Truck accidents in East Tennessee may result in catastrophic injuries to multiple people driving or walking in the area around the collision. Although there are numerous safety regulations that truck drivers must follow, many drivers fail to follow these rules, and their employers do not always enforce them. Moreover, many commercial drivers are monitored for illegal drug use (involving cocaine, methamphetamine, speed, or marijuana) but not for over-the-counter drug use. If you are hurt in a truck accident, the Hartsoe Law Firm has a 24-hour accident reconstruction team on standby that we can dispatch to the scene to determine the cause. Maryville truck accident attorney Mark Hartsoe can help you bring a claim for compensation if you were harmed by a trucker’s improper drug use.Over-the-Counter Drug Use May Cause Serious Truck Accidents
Over-the-counter drug use may seriously impair a driver's ability to operate a large truck. A side effect of many over-the-counter drugs and prescription drugs, such as antihistamines or cough medicine, is drowsiness. When they are operating commercial vehicles, drivers should be fully alert. If they are drowsy, their reaction time may be significantly slowed. This may result in a failure to brake in time, jackknifing, or a failure to use reasonable care when making wide turns. Any of these situations may result in catastrophic injuries.

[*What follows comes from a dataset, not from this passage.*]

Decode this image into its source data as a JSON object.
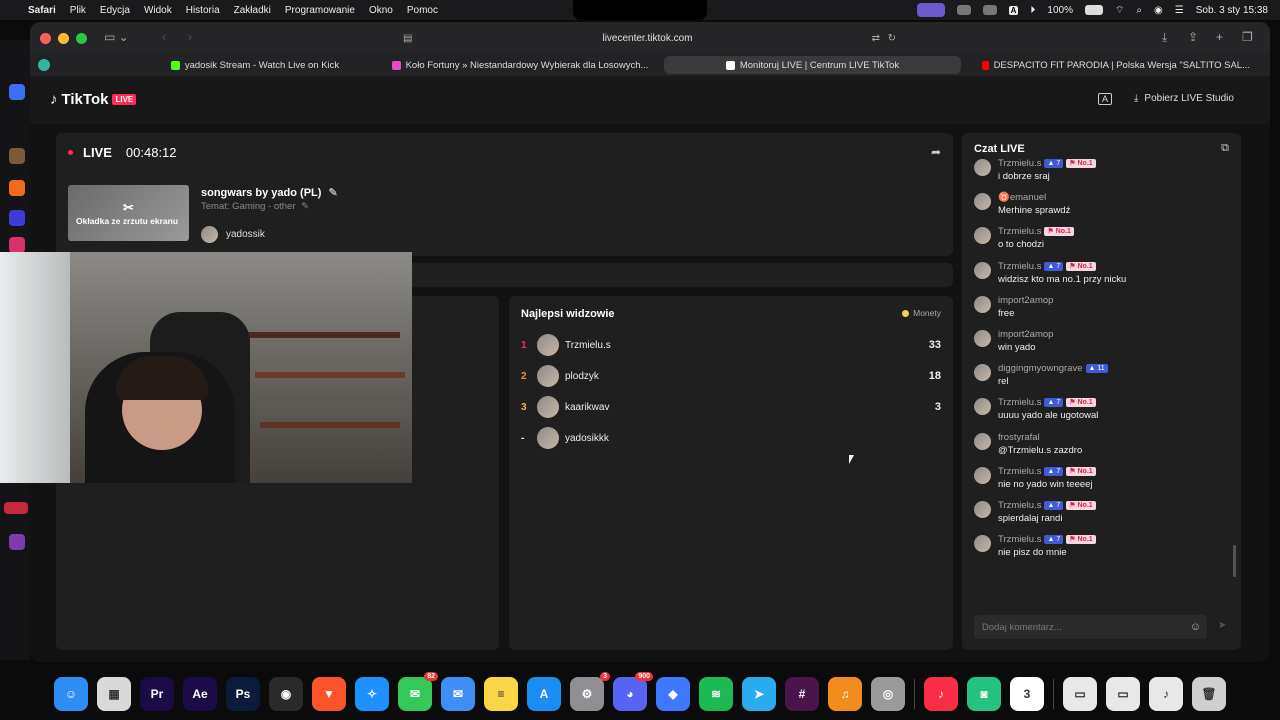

A driver who fails to use reasonable care on the road may be held liable under a theory of negligence if that failure causes harm to others.
Truck drivers should be aware of the importance of staying alert on the road and avoiding medications that could impair their ability to operate a vehicle. Unfortunately, some trucking companies put excessive pressure on drivers to meet tight deadlines and drive even when they are not well. A trucking company may be held accountable for an accident under a direct or indirect theory of liability. A truck driver who takes over-the-counter drugs while on the road working for an employer is doing so in the course and scope of employment, and their employer may be held vicariously (indirectly) liable for their actions.

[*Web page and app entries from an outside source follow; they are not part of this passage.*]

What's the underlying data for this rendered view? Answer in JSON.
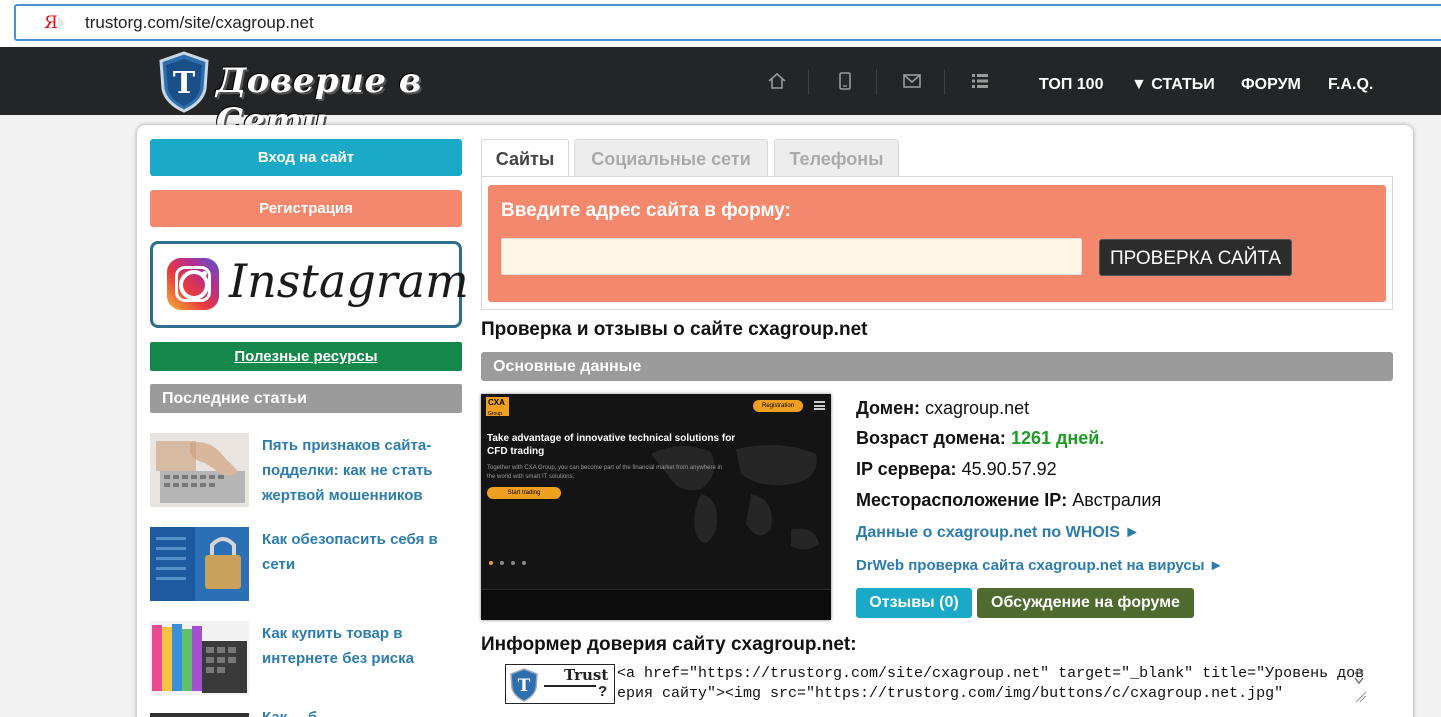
{
  "browser": {
    "url": "trustorg.com/site/cxagroup.net",
    "search_engine_icon": "yandex-icon"
  },
  "header": {
    "logo_text": "Доверие в Сети",
    "icons": [
      "home-icon",
      "mobile-icon",
      "mail-icon",
      "list-icon"
    ],
    "nav": {
      "top100": "ТОП 100",
      "articles": "▼ СТАТЬИ",
      "forum": "ФОРУМ",
      "faq": "F.A.Q."
    }
  },
  "sidebar": {
    "login": "Вход на сайт",
    "register": "Регистрация",
    "instagram": "Instagram",
    "useful": "Полезные ресурсы",
    "last_articles": "Последние статьи",
    "articles": [
      {
        "title": "Пять признаков сайта-подделки: как не стать жертвой мошенников"
      },
      {
        "title": "Как обезопасить себя в сети"
      },
      {
        "title": "Как купить товар в интернете без риска"
      },
      {
        "title": "Как ... б..."
      }
    ]
  },
  "tabs": {
    "sites": "Сайты",
    "social": "Социальные сети",
    "phones": "Телефоны"
  },
  "check": {
    "title": "Введите адрес сайта в форму:",
    "input_value": "",
    "button": "ПРОВЕРКА САЙТА"
  },
  "page": {
    "heading": "Проверка и отзывы о сайте cxagroup.net",
    "section": "Основные данные"
  },
  "preview": {
    "logo": "CXA",
    "logo_sub": "Group",
    "register": "Registration",
    "headline": "Take advantage of innovative technical solutions for CFD trading",
    "sub": "Together with CXA Group, you can become part of the financial market from anywhere in the world with smart IT solutions.",
    "cta": "Start trading"
  },
  "info": {
    "domain_label": "Домен:",
    "domain_value": "cxagroup.net",
    "age_label": "Возраст домена:",
    "age_value": "1261 дней.",
    "ip_label": "IP сервера:",
    "ip_value": "45.90.57.92",
    "location_label": "Месторасположение IP:",
    "location_value": "Австралия",
    "whois_link": "Данные о cxagroup.net по WHOIS ►",
    "drweb_link": "DrWeb проверка сайта cxagroup.net на вирусы ►",
    "reviews_button": "Отзывы (0)",
    "forum_button": "Обсуждение на форуме"
  },
  "informer": {
    "heading": "Информер доверия сайту cxagroup.net:",
    "badge_text": "Trust",
    "badge_q": "?",
    "code": "<a href=\"https://trustorg.com/site/cxagroup.net\" target=\"_blank\" title=\"Уровень доверия сайту\"><img src=\"https://trustorg.com/img/buttons/c/cxagroup.net.jpg\""
  },
  "colors": {
    "accent_blue": "#1aaac7",
    "accent_orange": "#f4886c",
    "green": "#14874a",
    "header_bg": "#232526",
    "age_green": "#1f9d25"
  }
}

Trucking companies should also be aware of the medical history of the drivers whom they hire. A failure to conduct appropriate background checks and make sure that their drivers are fit to operate heavy machinery may expose a trucking company to direct liability for a driver's accident under a theory of negligent supervision, negligent training, or even negligent hiring.
It is important to retain a truck wreck attorney who can look into the possibility of over-the-counter drug use or prescription drug use as the potential cause of a crash. Not all personal injury attorneys are familiar with the trucking industry and the strategies that trucking companies and insurance companies may use to avoid liability. In some cases, a truck driver may even lie about their over-the-counter drug use. You should choose truck crash attorney Mark Hartsoe who will fully investigate all of the possible reasons for the accident and consider all of the available legal theories.Discuss Your Truck Accident Case with Maryville Attorney Mark Hartsoe
The trucking industry is often focused on profits rather than the safety of the people with whom they share the road. Maryville truck accident lawyer Mark Hartsoe may be able to sue a truck driver and their employer if you are hurt due to over-the-counter drug use by a driver. Call the Hartsoe Law Firm at 865-804-1011 or contact us via our online form to set up your free consultation. Motor vehicle collision attorney Mark Hartsoe represents injured people throughout East Tennessee, including in Knox, Blount, Monroe, Loudon, Jefferson, Grainger, Cocke, Campbell, Hamblen, Greene, Anderson, Cumberland, and Fentress Counties.